US-based food-tech company Motif FoodWorks has released its first consumer-facing product with Motif BeefWorks plant-based burger patties.
Founded in 2019, the Boston-based company typically sells its own patented meat-alternative ingredients to plant-based meat brands and manufacturers.
The Motif BeefWorks patties will retail at $12 for a four-pack and be on sale direct to consumers through the company’s website.
In a statement, Motif FoodWorks claimed the product would “showcase the power of its ingredients directly to consumers”.
Mike Leonard, Motif FoodWorks’ CEO, added: “When we sample our products at tradeshows and events, the number one question we are asked is ‘Where can I buy your product?’ That’s why we are excited to offer people a way to try our products at home and taste the delicious experience created by Motif’s ingredients.”
Leonard, previously of PepsiCo and Kraft Heinz, was moved from the role of chief technology officer to CEO in August 2022, with former CEO Jonathan McIntyre moving to an advisory role. During McIntyre’s tenure, the company raised funding totalling $345m.
US demand for plant-based meat products has eased in recent quarters.

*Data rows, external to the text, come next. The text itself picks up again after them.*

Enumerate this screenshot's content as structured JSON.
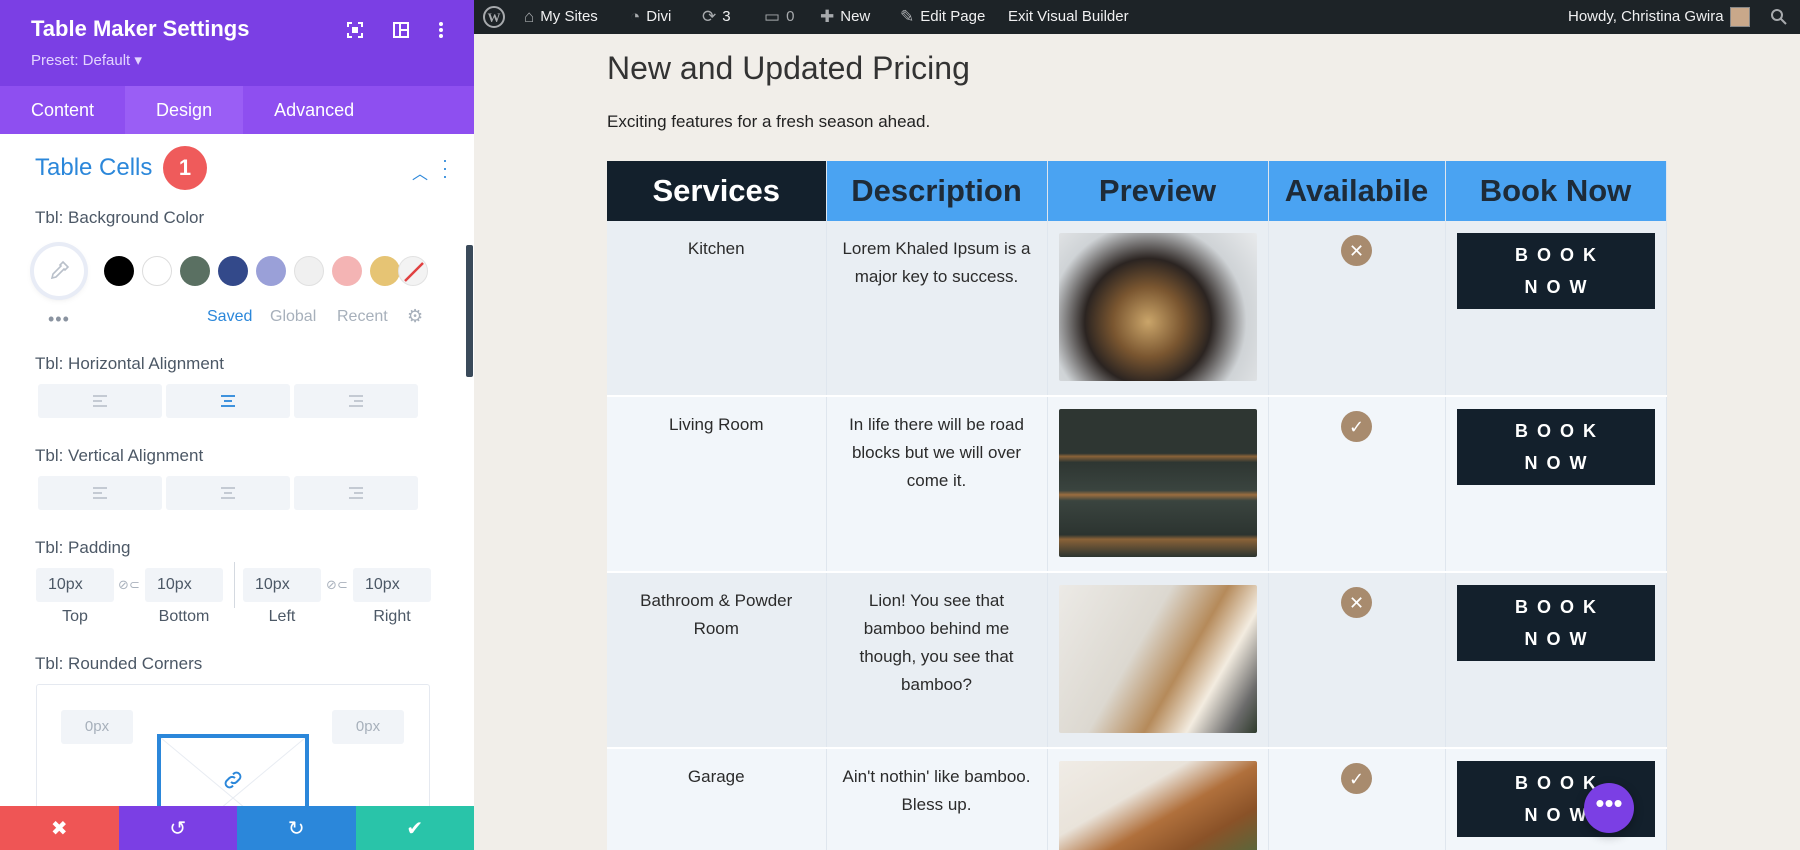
{
  "panel": {
    "title": "Table Maker Settings",
    "preset": "Preset: Default ▾",
    "tabs": [
      {
        "label": "Content",
        "active": false
      },
      {
        "label": "Design",
        "active": true
      },
      {
        "label": "Advanced",
        "active": false
      }
    ],
    "section": {
      "title": "Table Cells",
      "badge": "1"
    },
    "bg_color": {
      "label": "Tbl: Background Color",
      "swatches": [
        "#000000",
        "#ffffff",
        "#5a7062",
        "#33498a",
        "#9aa0d8",
        "#f0f0f0",
        "#f4b4b4",
        "#e6c474",
        "none"
      ],
      "tabs": [
        {
          "label": "Saved",
          "active": true
        },
        {
          "label": "Global",
          "active": false
        },
        {
          "label": "Recent",
          "active": false
        }
      ],
      "more": "•••"
    },
    "h_align": {
      "label": "Tbl: Horizontal Alignment",
      "selected": 1
    },
    "v_align": {
      "label": "Tbl: Vertical Alignment",
      "selected": -1
    },
    "padding": {
      "label": "Tbl: Padding",
      "fields": [
        {
          "value": "10px",
          "label": "Top"
        },
        {
          "value": "10px",
          "label": "Bottom"
        },
        {
          "value": "10px",
          "label": "Left"
        },
        {
          "value": "10px",
          "label": "Right"
        }
      ]
    },
    "corners": {
      "label": "Tbl: Rounded Corners",
      "top_left": "0px",
      "top_right": "0px"
    },
    "footer": {
      "cancel": "✖",
      "undo": "↺",
      "redo": "↻",
      "save": "✔"
    }
  },
  "adminbar": {
    "my_sites": "My Sites",
    "divi": "Divi",
    "updates": "3",
    "comments": "0",
    "new": "New",
    "edit_page": "Edit Page",
    "exit_vb": "Exit Visual Builder",
    "howdy": "Howdy, Christina Gwira"
  },
  "page": {
    "title": "New and Updated Pricing",
    "subtitle": "Exciting features for a fresh season ahead.",
    "table": {
      "headers": [
        "Services",
        "Description",
        "Preview",
        "Availabile",
        "Book Now"
      ],
      "rows": [
        {
          "service": "Kitchen",
          "description": "Lorem Khaled Ipsum is a major key to success.",
          "available": false,
          "book_line1": "BOOK",
          "book_line2": "NOW",
          "photo": "chandelier"
        },
        {
          "service": "Living Room",
          "description": "In life there will be road blocks but we will over come it.",
          "available": true,
          "book_line1": "BOOK",
          "book_line2": "NOW",
          "photo": "shelves"
        },
        {
          "service": "Bathroom & Powder Room",
          "description": "Lion! You see that bamboo behind me though, you see that bamboo?",
          "available": false,
          "book_line1": "BOOK",
          "book_line2": "NOW",
          "photo": "lounge"
        },
        {
          "service": "Garage",
          "description": "Ain't nothin' like bamboo. Bless up.",
          "available": true,
          "book_line1": "BOOK",
          "book_line2": "NOW",
          "photo": "sofa"
        }
      ]
    },
    "fab": "•••"
  }
}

Signs of slowing demand have prompted some manufacturers to review their position in the sector and others to downgrade their expectations or cut jobs.

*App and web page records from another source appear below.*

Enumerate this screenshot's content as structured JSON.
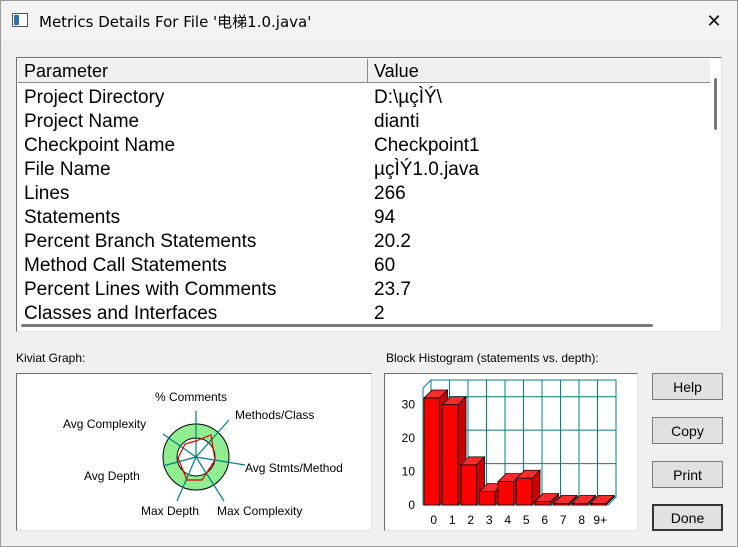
{
  "window": {
    "title": "Metrics Details For File '电梯1.0.java'",
    "close_glyph": "✕"
  },
  "table": {
    "headers": [
      "Parameter",
      "Value"
    ],
    "rows": [
      {
        "param": "Project Directory",
        "value": "D:\\µçÌÝ\\"
      },
      {
        "param": "Project Name",
        "value": "dianti"
      },
      {
        "param": "Checkpoint Name",
        "value": "Checkpoint1"
      },
      {
        "param": "File Name",
        "value": "µçÌÝ1.0.java"
      },
      {
        "param": "Lines",
        "value": "266"
      },
      {
        "param": "Statements",
        "value": "94"
      },
      {
        "param": "Percent Branch Statements",
        "value": "20.2"
      },
      {
        "param": "Method Call Statements",
        "value": "60"
      },
      {
        "param": "Percent Lines with Comments",
        "value": "23.7"
      },
      {
        "param": "Classes and Interfaces",
        "value": "2"
      }
    ]
  },
  "kiviat": {
    "label": "Kiviat Graph:",
    "axes": [
      "% Comments",
      "Methods/Class",
      "Avg Stmts/Method",
      "Max Complexity",
      "Max Depth",
      "Avg Depth",
      "Avg Complexity"
    ]
  },
  "histogram": {
    "label": "Block Histogram (statements vs. depth):"
  },
  "buttons": {
    "help": "Help",
    "copy": "Copy",
    "print": "Print",
    "done": "Done"
  },
  "colors": {
    "bar": "#ff0000",
    "kiviat_ring": "#90ee90",
    "axis": "#008080"
  },
  "chart_data": {
    "type": "bar",
    "title": "Block Histogram (statements vs. depth):",
    "categories": [
      "0",
      "1",
      "2",
      "3",
      "4",
      "5",
      "6",
      "7",
      "8",
      "9+"
    ],
    "values": [
      32,
      30,
      12,
      4,
      7,
      8,
      1,
      0,
      0,
      0
    ],
    "yticks": [
      "0",
      "10",
      "20",
      "30"
    ],
    "ylim": [
      0,
      35
    ],
    "grid": true
  }
}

Speaking to Just Food earlier this year, John Baumgartner, US-based managing director for equity research, at Japanese investment bank Mizuho Securities, argued the US plant-based meat sectcor is a new food category that requires educating potential consumers, the key market, the flexitarians and meat eaters looking to reduce their meat consumption.
Investors, Baumgartner insisted, should be patient, stressing the difficulty of developing products similar in consistency and versatility to various meats, while using less salt and different proteins, such as jackfruit and mung beans.
Adventurous consumers who tried plant-based meat and “were not thrilled” by it could be lured back by a “whole new cycle of buzz” associated with a fresh line.
Given these challenges, Baumgartner believes this industry could take 20 years to reach its full potential. “Our view is that this is really going to be a 20-year sort of generational opportunity to grow this category, where more R&D is put behind these products and proteins and more is learned.”